#### [What you should do]
Your answer must be the records below, repeated exactly, with every picture left out.

#### [Excerpted records]
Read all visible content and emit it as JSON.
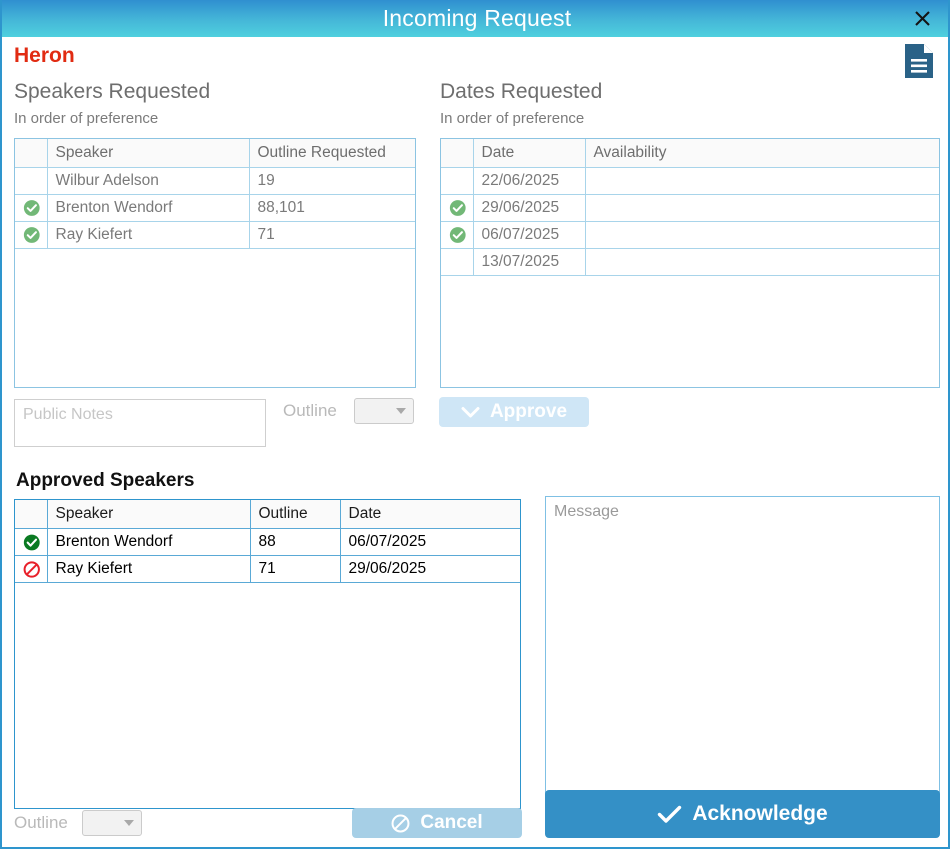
{
  "window": {
    "title": "Incoming Request",
    "close_icon": "close-icon",
    "document_icon": "document-icon"
  },
  "header": {
    "org_name": "Heron"
  },
  "speakers_requested": {
    "heading": "Speakers Requested",
    "subheading": "In order of preference",
    "columns": [
      "",
      "Speaker",
      "Outline Requested"
    ],
    "rows": [
      {
        "selected": false,
        "speaker": "Wilbur Adelson",
        "outline": "19"
      },
      {
        "selected": true,
        "speaker": "Brenton Wendorf",
        "outline": "88,101"
      },
      {
        "selected": true,
        "speaker": "Ray Kiefert",
        "outline": "71"
      }
    ]
  },
  "dates_requested": {
    "heading": "Dates Requested",
    "subheading": "In order of preference",
    "columns": [
      "",
      "Date",
      "Availability"
    ],
    "rows": [
      {
        "selected": false,
        "date": "22/06/2025",
        "availability": ""
      },
      {
        "selected": true,
        "date": "29/06/2025",
        "availability": ""
      },
      {
        "selected": true,
        "date": "06/07/2025",
        "availability": ""
      },
      {
        "selected": false,
        "date": "13/07/2025",
        "availability": ""
      }
    ]
  },
  "middle_controls": {
    "public_notes_placeholder": "Public Notes",
    "outline_label": "Outline",
    "outline_value": "",
    "approve_label": "Approve",
    "approve_icon": "chevron-down-icon",
    "approve_enabled": false
  },
  "approved_speakers": {
    "heading": "Approved Speakers",
    "columns": [
      "",
      "Speaker",
      "Outline",
      "Date"
    ],
    "rows": [
      {
        "status": "approved",
        "speaker": "Brenton Wendorf",
        "outline": "88",
        "date": "06/07/2025"
      },
      {
        "status": "blocked",
        "speaker": "Ray Kiefert",
        "outline": "71",
        "date": "29/06/2025"
      }
    ]
  },
  "bottom_controls": {
    "outline_label": "Outline",
    "outline_value": "",
    "cancel_label": "Cancel",
    "cancel_icon": "no-entry-icon",
    "cancel_enabled": false
  },
  "message_panel": {
    "placeholder": "Message",
    "value": "",
    "acknowledge_label": "Acknowledge",
    "acknowledge_icon": "check-icon",
    "acknowledge_enabled": true
  },
  "colors": {
    "titlebar_start": "#2f8fd0",
    "titlebar_end": "#4fd0de",
    "org_red": "#e12b12",
    "accent_blue": "#2e95cd",
    "ack_blue": "#3490c6",
    "check_green_light": "#72b877",
    "check_green_dark": "#0a7a22",
    "block_red": "#e8202a",
    "doc_icon_blue": "#2a6287"
  }
}
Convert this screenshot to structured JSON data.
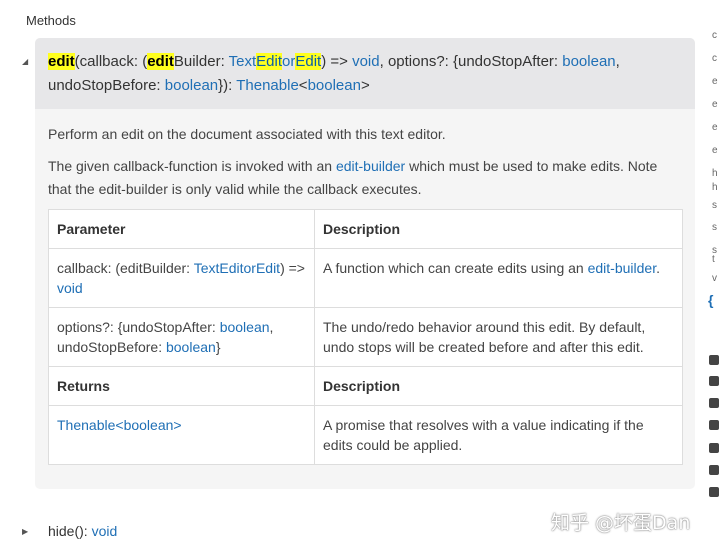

#### [Response box]
Read all visible content and emit it as JSON.
{
  "window": {
    "title": "Incoming Request",
    "close_icon": "close-icon",
    "document_icon": "document-icon"
  },
  "header": {
    "org_name": "Heron"
  },
  "speakers_requested": {
    "heading": "Speakers Requested",
    "subheading": "In order of preference",
    "columns": [
      "",
      "Speaker",
      "Outline Requested"
    ],
    "rows": [
      {
        "selected": false,
        "speaker": "Wilbur Adelson",
        "outline": "19"
      },
      {
        "selected": true,
        "speaker": "Brenton Wendorf",
        "outline": "88,101"
      },
      {
        "selected": true,
        "speaker": "Ray Kiefert",
        "outline": "71"
      }
    ]
  },
  "dates_requested": {
    "heading": "Dates Requested",
    "subheading": "In order of preference",
    "columns": [
      "",
      "Date",
      "Availability"
    ],
    "rows": [
      {
        "selected": false,
        "date": "22/06/2025",
        "availability": ""
      },
      {
        "selected": true,
        "date": "29/06/2025",
        "availability": ""
      },
      {
        "selected": true,
        "date": "06/07/2025",
        "availability": ""
      },
      {
        "selected": false,
        "date": "13/07/2025",
        "availability": ""
      }
    ]
  },
  "middle_controls": {
    "public_notes_placeholder": "Public Notes",
    "outline_label": "Outline",
    "outline_value": "",
    "approve_label": "Approve",
    "approve_icon": "chevron-down-icon",
    "approve_enabled": false
  },
  "approved_speakers": {
    "heading": "Approved Speakers",
    "columns": [
      "",
      "Speaker",
      "Outline",
      "Date"
    ],
    "rows": [
      {
        "status": "approved",
        "speaker": "Brenton Wendorf",
        "outline": "88",
        "date": "06/07/2025"
      },
      {
        "status": "blocked",
        "speaker": "Ray Kiefert",
        "outline": "71",
        "date": "29/06/2025"
      }
    ]
  },
  "bottom_controls": {
    "outline_label": "Outline",
    "outline_value": "",
    "cancel_label": "Cancel",
    "cancel_icon": "no-entry-icon",
    "cancel_enabled": false
  },
  "message_panel": {
    "placeholder": "Message",
    "value": "",
    "acknowledge_label": "Acknowledge",
    "acknowledge_icon": "check-icon",
    "acknowledge_enabled": true
  },
  "colors": {
    "titlebar_start": "#2f8fd0",
    "titlebar_end": "#4fd0de",
    "org_red": "#e12b12",
    "accent_blue": "#2e95cd",
    "ack_blue": "#3490c6",
    "check_green_light": "#72b877",
    "check_green_dark": "#0a7a22",
    "block_red": "#e8202a",
    "doc_icon_blue": "#2a6287"
  }
}
Convert this screenshot to structured JSON data.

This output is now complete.